Prince Edward Island Green Leader Peter Bevan-Baker. (John Morris/CP)
Prince Edward Island Green Leader Peter Bevan-Baker. (John Morris/CP)

Election nights have always been anticlimactic for Peter Bevan-Baker, the leader of the Green Party of Prince Edward Island. After running, and losing, in nine elections across the Island and in Ontario, he was used to defeat. Victory, on the other hand, was new—and nerve-wracking. During P.E.I.’s Monday night election, while his supporters were excitedly playing music and drinking beer, Bevan-Baker watched anxiously as the ballots trickled in for his district, Kellys Cross-Cumberland. “It was the most excruciating hour of my life,” he says. “My heart was pounding out of my chest with the prospect that we might win.”

And win he did, making history by becoming the first Green to hold a seat in the two-party province. “We’ve never really had any diversity in the House here,” Bevan-Baker says. “If Greens can win in a place as historically traditional as P.E.I., it shows this is possible in any province at any time.”

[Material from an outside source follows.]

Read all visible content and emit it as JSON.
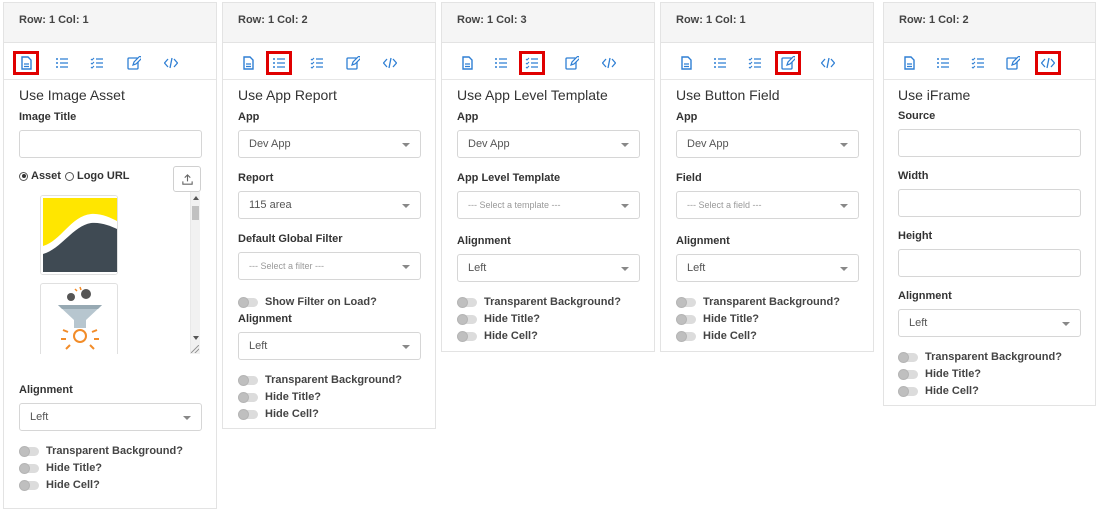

A Scottish-born dentist, musician and writer, Bevan-Baker founded a local Green group in Brockville, Ont., in the early 1990s. With three young kids to look after, he never intended to be a candidate, but when no one else came forward, he ran by default. “It was not something I set out to do,” he says. Still, it stuck. He ran, unsuccessfully, several more times. Then, intent on living a quiet life—“sit on my deck, drink a glass of wine, read a book and talk to my wife”—he closed his dental practice and moved to Hampton, P.E.I.

That plan lasted for awhile, and Bevan-Baker, 52, became a fixture in the local arts community, writing and directing plays and playing trumpet with local symphonies. But when the family converted an old, desanctified church into a dental clinic, café and community hall, he started practising dentistry again. Politics made a comeback, too, when he met with P.E.I.’s then-Green leader, Sharon Labchuk. “She knew about my political history in Ontario and persuaded me to run in a provincial election here,” he says. He lost four more runs (numbers six through nine) before becoming the party’s leader in 2012. “And here I am.”

In the legislature, Bevan-Baker says he will focus on electoral reform, fracking and the future of P.E.I.’s potato-farming industry, among other things. Charlottetown, in fact, may feel strangely familiar; it’s new ground for the Greens, but not for Bevan-Baker’s family. His great-great-grandfather is George Brown, a Father of Confederation who participated in the 1864 Charlottetown Conference. “I feel,” he says, “that I’m sort of completing a circle here.”


Ten lessons from 10 elections: Peter Bevan-Baker’s political advice

  1. Although I repeatedly lost, I never lost heart.
  2. Always treat your fellow candidates respectfully.
  3. Take the high road: criticize ideas, not people.
  4. Use your inner strength to influence others candidates’ behaviour.
  5. Get your partner’s blessing before you run each and every time.
  6. Don’t embarrass your children.
  7. Speak and act authentically at all times.
  8. Enjoy the cumulative wisdom that comes from campaign experience.
  9. Maintain and utilize often your sense of humour.
  10. Strive to re-establish nobility in politics.

Peter Bevan-Baker summarizes each of his 10 campaigns in one word: 

  1. futile
  2. forlorn
  3. frightful
  4. fruitless
  5. feckless
  6. feeble
  7. floundering
  8. fumbling
  9. foul